What was your music experience prior to Scranton?
I played in a cover band in high school. We had gigged a bit and won high school battle of the bands, but that was the biggest thing up to that point. I continued to play throughout my time in Scranton. What changed in Scranton was meeting Tim Poole; he plays alongside me whenever he can, and he’s one of the most brilliant musicians I’ve ever met. We played in a lot of different groups together, but now it’s pretty much just me and him, and I’m really happy where we’re at together.
Describe the contrast between being in a cover band, playing solo and performing as a group of two.
I love the opportunity to play original music even if it is for smaller crowds and not for money, because, to me, I’ve always wanted to tell a new story with music. Playing original music with Tim has afforded me the opportunity to sing the songs that I want and sing to audiences who are there to listen and are open to new experiences. The time I spent playing covers — I’ve been playing in bars since I was 16 — taught me what I had to do to play in front of a crowd and how to work a crowd. I think that was important, but I’m happy to be where I am now and be able to play songs that I’ve written over the past couple years.
Who are your musical influences?
It changes for me a lot, but over the past few years, it’s been Trevor Hall. He’s like folk, indie and reggae, but his songs are very spiritual and founded in deep spiritual journey. More recently, Foy Vance; I just think that guy is a powerhouse of a songwriter.
What are your interests outside of music?
Philosophy. I had an amazing experience with philosophy at (University of) Scranton, and the department is great. It helped me develop as a person and helped me understand what character meant and what kind of morality I wanted to move forward in life with and what kind of spirituality I wanted to embrace and how to live that.
As someone who studies philosophy, what is your personal philosophy, or some wisdom you’ve learned that you try to live by?
Be there for people because nobody, even if they pretend to, has their life figured out, and that can cause a great amount of suffering and confusion and loneliness, and we need to be there for each other.
Do you have one particularly meaningful lyric you’ve written?
I might never answer this twice the same way, but I’d have to say it’s from the song called “Love Your Enemy.” The lyric is, “I don’t want a reason to be kind.” What that gets back to is the uncertainty and the fallibility of a lot of our convictions about life and truth and what is real. There is a lot of uncertainty, but I don’t think that is an excuse to not be good to other people.
Are you involved in any other activities or volunteer organizations?
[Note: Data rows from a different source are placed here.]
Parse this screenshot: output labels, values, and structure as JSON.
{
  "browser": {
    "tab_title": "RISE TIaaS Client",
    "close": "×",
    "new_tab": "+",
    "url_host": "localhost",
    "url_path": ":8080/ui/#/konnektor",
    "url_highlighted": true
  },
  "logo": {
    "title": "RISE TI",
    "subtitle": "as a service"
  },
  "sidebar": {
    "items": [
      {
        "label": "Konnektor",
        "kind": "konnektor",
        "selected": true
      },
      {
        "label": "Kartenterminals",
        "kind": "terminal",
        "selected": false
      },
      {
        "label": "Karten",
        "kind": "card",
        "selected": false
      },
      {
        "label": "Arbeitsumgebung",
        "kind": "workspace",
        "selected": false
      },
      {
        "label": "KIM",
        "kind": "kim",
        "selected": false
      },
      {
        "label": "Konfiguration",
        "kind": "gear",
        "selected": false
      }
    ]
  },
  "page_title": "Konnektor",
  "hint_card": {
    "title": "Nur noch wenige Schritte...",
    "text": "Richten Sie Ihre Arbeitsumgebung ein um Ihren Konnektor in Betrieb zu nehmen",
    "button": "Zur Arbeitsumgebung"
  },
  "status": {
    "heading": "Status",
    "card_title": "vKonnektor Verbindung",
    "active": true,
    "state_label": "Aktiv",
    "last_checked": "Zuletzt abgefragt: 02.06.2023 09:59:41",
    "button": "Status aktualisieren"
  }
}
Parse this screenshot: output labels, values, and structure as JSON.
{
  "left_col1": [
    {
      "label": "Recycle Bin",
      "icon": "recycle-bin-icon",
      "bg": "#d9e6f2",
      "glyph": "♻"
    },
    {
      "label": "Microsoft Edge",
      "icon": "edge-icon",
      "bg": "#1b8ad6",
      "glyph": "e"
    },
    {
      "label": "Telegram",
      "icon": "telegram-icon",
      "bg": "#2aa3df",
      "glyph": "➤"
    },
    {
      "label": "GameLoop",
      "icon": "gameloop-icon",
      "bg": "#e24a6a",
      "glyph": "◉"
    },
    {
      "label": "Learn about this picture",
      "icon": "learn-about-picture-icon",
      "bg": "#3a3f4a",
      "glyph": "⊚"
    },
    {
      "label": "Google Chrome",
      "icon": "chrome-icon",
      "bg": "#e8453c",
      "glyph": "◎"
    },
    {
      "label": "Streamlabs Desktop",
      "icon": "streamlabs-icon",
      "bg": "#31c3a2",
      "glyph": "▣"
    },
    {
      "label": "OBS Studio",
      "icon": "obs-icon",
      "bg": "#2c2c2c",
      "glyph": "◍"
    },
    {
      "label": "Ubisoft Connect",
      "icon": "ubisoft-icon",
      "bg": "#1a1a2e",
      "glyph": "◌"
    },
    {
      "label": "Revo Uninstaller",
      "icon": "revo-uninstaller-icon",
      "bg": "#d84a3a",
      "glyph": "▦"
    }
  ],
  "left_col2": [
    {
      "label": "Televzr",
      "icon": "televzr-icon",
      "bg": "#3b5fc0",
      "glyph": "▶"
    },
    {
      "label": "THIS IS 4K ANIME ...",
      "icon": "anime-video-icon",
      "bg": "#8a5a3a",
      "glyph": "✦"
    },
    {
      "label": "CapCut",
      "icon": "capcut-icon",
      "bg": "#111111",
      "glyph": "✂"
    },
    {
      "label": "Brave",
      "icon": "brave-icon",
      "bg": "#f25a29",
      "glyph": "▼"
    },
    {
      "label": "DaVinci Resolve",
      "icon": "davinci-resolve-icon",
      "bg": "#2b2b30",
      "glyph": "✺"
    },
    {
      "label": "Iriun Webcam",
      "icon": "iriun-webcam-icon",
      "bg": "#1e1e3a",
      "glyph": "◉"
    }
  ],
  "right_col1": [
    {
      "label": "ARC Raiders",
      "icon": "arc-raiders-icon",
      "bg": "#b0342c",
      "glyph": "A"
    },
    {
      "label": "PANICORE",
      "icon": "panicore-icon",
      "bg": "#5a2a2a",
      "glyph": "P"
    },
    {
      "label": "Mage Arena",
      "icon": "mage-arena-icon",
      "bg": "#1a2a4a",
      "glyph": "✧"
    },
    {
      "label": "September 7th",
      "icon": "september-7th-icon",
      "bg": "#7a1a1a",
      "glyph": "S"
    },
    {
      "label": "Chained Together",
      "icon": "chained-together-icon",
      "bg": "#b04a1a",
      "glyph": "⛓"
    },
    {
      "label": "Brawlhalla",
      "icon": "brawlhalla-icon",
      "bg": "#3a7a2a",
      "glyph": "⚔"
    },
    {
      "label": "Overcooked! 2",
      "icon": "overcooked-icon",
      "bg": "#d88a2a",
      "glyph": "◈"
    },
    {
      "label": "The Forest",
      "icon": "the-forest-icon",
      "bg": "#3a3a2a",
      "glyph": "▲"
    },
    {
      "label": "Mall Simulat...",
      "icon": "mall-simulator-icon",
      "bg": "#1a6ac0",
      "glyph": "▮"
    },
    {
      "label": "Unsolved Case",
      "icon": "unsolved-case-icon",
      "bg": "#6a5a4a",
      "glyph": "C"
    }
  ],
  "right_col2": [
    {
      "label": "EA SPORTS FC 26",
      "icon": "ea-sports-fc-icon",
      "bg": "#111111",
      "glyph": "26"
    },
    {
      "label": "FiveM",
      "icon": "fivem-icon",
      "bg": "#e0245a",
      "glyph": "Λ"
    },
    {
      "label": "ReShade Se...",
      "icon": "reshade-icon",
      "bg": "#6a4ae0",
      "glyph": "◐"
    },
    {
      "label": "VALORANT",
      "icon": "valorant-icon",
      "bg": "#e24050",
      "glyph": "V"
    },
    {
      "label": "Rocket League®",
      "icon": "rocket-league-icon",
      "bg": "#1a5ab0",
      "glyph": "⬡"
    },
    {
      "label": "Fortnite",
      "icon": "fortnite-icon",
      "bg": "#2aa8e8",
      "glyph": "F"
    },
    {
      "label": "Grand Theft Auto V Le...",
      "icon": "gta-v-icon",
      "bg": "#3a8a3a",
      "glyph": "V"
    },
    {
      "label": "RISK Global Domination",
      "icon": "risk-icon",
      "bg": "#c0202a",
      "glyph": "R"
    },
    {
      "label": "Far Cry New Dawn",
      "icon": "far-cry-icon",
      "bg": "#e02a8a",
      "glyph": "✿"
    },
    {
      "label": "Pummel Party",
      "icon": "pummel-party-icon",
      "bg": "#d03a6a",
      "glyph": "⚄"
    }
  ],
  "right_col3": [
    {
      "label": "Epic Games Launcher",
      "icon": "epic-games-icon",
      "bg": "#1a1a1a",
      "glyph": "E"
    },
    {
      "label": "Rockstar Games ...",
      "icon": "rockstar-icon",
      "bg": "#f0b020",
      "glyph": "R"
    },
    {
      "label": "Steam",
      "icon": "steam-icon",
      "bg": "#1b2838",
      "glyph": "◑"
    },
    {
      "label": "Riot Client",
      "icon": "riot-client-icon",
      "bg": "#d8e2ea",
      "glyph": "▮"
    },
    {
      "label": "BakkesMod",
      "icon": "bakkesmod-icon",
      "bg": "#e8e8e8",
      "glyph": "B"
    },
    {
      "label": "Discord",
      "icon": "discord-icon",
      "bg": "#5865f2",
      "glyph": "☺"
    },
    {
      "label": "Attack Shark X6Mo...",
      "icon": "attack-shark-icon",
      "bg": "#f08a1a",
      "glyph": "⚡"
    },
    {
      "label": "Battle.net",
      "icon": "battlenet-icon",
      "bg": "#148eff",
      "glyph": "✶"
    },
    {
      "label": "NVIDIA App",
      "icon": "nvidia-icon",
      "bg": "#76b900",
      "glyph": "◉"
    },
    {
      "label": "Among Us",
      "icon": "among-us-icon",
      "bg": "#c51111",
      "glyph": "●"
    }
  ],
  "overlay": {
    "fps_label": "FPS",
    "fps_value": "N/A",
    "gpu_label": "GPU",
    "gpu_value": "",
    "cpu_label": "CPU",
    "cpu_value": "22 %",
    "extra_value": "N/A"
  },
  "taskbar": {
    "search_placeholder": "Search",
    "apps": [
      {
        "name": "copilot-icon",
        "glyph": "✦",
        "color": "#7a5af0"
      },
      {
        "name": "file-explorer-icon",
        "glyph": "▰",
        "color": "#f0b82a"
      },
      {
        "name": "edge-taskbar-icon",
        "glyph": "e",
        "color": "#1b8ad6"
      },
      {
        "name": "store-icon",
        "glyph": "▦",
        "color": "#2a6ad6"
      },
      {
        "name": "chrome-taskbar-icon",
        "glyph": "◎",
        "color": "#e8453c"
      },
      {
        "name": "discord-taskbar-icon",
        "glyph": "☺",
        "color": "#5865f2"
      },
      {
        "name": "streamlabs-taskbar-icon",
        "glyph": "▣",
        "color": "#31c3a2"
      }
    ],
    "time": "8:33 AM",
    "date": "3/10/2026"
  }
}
My dad runs a foundation called the Trinity Help Foundation. He does a lot of local work in soup kitchens. He also does work in Haiti. I’ve been looking for a way to contribute. I have a day job outside of music, so I have the opportunity to give the money I make from music, whether it’s from ticket sales or getting the cut of a bar tab at the end of a show, and donate it to my dad’s foundation. I always consider music a gift. My attraction to music didn’t have to happen, so I see it as a service and look at what it can do for other people.
photos by Emma Black